Why not just go to some other thread?

Or do you get a kick out of bashing other people's ideas because they're different that yours?

Thanks for sharing, by the way... :rolleyes:
:lol:

was wondering that myself.

still wanting that Ishapor Jungle or preferably Tankers carbine in .308.
or an Aussie .303 Jungle carbine would be just as nice.......
 

· Registered
Joined
·
198 Posts
Discussion Starter · #16 ·
For those of you wondering about progress being made, there isn't any. Not by me. Furnace died at the VFW (I'm Commander, it's winter, we got fish fry season, and barstool golf...) and one of my good friends from college died as well. (stood up for me at my wedding) Been busy, so I farmed off the re-finishing to a local lady known for her ability to do magic with wood. Also decided to have the gunsmith lower the scope mount down just a tad. Sling came in yesterday. Not a traditional scout type ching-sling, but an original WWII Lee Enfield sling. Should have it all together in a week or so.
 

· Registered
Joined
·
446 Posts
In the back of my mind is a 1903 Springfield build using an 18 inch bbl. NOT cut by me but a bubba cut job. I haven’t found a suitable donor rifle yet though. Thought that I had found one in Alaska but the guy wanted too much and then 65.00 shipping. Nah. I’ll keep looking. But I like the op’s build, looks cool with the short bbl. like your golf course too. Never messed with golf but played putt putt some. BTW, I built my scout on a sporter Krag, guess I ruined an even older piece of history. My bad. But in my defense I have remilitarized two bubbaized 1903’s.
 

· Registered
Joined
·
2,941 Posts
I had a BSA made no.4 mk.1 that developed a crack in the barrel from stock "Up" pressure about 3" or so from the muzzle. I turned into a no.5 mk.1 complete with everything, and it shoots very well. Did I ruin a really nice BSA rifle, yes. But I have several more to have fun with.
 

· Registered
Joined
·
198 Posts
Discussion Starter · #20 ·
I also "ruined" a 1916 Spanish Mauser by having the gunsmith machine down the rear sight base, and put grooves in the sides of it so I could mount a red dot on there as low as possible. What the hell, I can actually USE it now, and it's mine anyhow, so FREEDOM!!!

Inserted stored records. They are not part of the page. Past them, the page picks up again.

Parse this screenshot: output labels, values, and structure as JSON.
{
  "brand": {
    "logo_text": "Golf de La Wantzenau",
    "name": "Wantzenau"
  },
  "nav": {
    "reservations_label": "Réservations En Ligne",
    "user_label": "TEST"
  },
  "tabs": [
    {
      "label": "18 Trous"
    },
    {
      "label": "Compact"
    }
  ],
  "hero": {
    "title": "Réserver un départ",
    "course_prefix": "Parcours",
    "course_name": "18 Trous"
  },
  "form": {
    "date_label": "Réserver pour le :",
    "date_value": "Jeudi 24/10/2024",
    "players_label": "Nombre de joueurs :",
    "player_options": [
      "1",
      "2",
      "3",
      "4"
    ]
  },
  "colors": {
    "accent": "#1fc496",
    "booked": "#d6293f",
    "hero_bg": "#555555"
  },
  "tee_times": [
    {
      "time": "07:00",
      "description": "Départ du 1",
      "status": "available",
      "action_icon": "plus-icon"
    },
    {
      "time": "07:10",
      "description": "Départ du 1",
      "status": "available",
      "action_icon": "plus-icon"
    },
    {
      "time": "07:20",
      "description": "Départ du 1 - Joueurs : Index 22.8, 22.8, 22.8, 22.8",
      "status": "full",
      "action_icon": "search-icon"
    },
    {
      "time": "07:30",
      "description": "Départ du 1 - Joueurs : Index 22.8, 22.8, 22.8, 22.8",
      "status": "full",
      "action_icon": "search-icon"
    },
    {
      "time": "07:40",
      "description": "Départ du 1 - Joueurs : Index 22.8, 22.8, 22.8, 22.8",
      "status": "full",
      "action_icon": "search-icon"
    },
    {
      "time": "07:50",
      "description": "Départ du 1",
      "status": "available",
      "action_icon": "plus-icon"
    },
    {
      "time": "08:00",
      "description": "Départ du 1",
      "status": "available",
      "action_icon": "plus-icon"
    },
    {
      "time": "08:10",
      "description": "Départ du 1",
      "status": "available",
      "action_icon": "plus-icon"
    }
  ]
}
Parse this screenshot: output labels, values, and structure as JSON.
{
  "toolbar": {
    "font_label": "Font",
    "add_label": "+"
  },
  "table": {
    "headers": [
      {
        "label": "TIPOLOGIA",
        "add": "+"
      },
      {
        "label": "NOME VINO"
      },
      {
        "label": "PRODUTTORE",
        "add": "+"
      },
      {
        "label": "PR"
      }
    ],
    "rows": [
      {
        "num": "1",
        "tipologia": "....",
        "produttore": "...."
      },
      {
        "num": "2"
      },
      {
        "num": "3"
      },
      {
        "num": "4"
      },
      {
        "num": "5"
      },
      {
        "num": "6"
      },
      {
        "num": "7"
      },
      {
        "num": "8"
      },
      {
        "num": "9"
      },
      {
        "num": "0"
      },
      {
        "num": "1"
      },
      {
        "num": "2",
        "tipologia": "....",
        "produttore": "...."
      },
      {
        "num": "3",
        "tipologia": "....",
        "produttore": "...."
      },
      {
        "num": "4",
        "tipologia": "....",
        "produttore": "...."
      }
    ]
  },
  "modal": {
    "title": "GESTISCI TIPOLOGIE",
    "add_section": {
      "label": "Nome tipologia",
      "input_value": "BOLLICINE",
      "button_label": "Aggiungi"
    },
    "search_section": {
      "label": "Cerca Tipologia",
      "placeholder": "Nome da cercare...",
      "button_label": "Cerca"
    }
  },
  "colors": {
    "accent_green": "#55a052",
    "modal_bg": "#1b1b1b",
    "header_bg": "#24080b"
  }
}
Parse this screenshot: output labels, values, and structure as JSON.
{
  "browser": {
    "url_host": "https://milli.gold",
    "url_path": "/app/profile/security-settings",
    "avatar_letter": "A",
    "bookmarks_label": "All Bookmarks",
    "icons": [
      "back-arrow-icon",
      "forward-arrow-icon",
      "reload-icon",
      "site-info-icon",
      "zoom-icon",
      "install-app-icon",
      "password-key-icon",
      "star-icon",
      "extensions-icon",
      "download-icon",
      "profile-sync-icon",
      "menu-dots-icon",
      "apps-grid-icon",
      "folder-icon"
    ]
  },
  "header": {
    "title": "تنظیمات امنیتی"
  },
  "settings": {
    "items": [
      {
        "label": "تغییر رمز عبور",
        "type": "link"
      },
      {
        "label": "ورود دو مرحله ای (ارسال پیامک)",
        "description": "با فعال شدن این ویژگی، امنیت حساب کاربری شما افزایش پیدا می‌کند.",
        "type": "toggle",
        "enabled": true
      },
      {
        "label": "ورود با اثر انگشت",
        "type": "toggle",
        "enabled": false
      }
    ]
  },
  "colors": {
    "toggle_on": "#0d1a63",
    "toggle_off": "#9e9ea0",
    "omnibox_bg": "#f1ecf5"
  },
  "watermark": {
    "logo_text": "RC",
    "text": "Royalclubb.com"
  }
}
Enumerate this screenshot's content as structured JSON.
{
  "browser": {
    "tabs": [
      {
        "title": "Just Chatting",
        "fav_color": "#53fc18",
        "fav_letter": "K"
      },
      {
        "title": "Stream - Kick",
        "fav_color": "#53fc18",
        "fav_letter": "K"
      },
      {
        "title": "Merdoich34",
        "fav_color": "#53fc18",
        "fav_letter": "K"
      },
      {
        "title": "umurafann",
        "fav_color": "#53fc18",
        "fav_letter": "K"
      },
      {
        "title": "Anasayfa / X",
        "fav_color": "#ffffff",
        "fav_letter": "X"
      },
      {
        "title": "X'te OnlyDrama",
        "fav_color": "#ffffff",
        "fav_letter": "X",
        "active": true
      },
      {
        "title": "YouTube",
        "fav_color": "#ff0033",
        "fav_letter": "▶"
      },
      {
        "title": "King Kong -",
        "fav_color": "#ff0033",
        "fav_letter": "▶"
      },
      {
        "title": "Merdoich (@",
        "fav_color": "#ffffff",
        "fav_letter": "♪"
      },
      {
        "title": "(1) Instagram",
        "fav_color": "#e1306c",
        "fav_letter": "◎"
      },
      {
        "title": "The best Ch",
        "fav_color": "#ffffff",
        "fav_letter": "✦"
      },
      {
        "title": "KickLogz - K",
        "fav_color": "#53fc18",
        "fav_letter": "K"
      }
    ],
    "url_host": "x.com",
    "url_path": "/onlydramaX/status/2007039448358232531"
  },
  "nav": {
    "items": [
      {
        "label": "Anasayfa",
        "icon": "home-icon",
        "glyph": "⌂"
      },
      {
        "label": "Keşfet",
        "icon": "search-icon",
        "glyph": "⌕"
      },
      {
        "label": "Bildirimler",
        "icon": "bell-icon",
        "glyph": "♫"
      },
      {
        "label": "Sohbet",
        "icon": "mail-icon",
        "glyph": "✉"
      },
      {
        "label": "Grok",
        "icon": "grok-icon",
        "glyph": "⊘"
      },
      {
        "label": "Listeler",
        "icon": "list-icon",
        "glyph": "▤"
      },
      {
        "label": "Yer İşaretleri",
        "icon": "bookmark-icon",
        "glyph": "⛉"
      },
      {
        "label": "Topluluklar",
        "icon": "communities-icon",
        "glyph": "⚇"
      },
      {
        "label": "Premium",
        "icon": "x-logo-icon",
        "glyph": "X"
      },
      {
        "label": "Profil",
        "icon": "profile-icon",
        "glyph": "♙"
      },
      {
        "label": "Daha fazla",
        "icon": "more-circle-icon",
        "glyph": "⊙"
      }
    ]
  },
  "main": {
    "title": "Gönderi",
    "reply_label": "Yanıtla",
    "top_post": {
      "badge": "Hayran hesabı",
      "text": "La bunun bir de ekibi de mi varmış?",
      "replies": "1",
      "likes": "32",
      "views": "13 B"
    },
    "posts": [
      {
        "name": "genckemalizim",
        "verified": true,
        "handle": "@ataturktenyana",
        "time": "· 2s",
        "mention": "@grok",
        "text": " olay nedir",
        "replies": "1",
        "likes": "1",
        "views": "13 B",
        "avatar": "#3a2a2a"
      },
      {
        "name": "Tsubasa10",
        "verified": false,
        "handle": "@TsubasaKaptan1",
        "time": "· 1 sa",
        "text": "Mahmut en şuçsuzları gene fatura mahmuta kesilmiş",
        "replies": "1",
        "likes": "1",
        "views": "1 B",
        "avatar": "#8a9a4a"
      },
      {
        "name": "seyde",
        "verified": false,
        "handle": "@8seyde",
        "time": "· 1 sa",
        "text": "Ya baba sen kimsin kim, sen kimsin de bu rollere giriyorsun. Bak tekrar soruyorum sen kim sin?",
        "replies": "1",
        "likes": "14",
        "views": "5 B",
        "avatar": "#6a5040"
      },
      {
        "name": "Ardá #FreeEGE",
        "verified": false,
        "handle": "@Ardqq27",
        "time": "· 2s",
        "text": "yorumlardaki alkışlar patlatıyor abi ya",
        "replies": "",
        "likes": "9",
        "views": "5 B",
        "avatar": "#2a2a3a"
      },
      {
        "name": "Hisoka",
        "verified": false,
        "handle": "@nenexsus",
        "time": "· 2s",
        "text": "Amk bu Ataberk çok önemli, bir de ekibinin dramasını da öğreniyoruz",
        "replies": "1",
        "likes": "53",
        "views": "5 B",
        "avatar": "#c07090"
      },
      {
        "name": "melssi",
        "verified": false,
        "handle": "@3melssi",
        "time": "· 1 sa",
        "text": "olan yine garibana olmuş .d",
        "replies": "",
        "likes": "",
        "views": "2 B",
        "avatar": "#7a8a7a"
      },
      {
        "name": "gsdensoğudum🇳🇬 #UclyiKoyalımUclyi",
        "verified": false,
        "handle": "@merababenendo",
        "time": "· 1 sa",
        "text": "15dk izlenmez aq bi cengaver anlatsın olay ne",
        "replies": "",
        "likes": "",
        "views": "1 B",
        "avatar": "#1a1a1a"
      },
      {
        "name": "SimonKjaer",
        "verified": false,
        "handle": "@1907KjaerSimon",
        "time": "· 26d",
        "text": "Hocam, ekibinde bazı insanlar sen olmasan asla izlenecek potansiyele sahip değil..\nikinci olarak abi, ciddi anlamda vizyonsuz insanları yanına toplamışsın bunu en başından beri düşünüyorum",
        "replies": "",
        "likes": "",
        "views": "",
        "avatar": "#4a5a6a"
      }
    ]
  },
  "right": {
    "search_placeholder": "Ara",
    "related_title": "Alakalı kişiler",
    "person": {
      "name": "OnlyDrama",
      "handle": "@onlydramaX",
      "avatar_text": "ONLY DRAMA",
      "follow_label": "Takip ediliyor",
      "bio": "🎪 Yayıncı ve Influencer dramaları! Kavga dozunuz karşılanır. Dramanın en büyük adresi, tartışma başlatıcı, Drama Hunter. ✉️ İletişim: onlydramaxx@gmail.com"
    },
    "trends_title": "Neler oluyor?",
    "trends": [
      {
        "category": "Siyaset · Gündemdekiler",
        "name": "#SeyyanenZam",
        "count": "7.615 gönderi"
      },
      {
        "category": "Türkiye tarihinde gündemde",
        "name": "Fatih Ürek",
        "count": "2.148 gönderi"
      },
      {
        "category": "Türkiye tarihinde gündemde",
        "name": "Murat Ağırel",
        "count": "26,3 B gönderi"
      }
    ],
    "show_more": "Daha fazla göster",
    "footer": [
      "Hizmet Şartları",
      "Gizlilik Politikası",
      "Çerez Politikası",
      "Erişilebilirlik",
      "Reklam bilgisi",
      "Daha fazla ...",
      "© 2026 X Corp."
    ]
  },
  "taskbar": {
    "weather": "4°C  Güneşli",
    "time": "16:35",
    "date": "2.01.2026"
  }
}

Had him do an M44 for the boy. He came home last weekend and got it.



I guess I am the destroyer of history. Keeping things useful in the present.
 
1 - 20 of 50 Posts
This is an older thread, you may not receive a response, and could be reviving an old thread. Please consider creating a new thread.
Top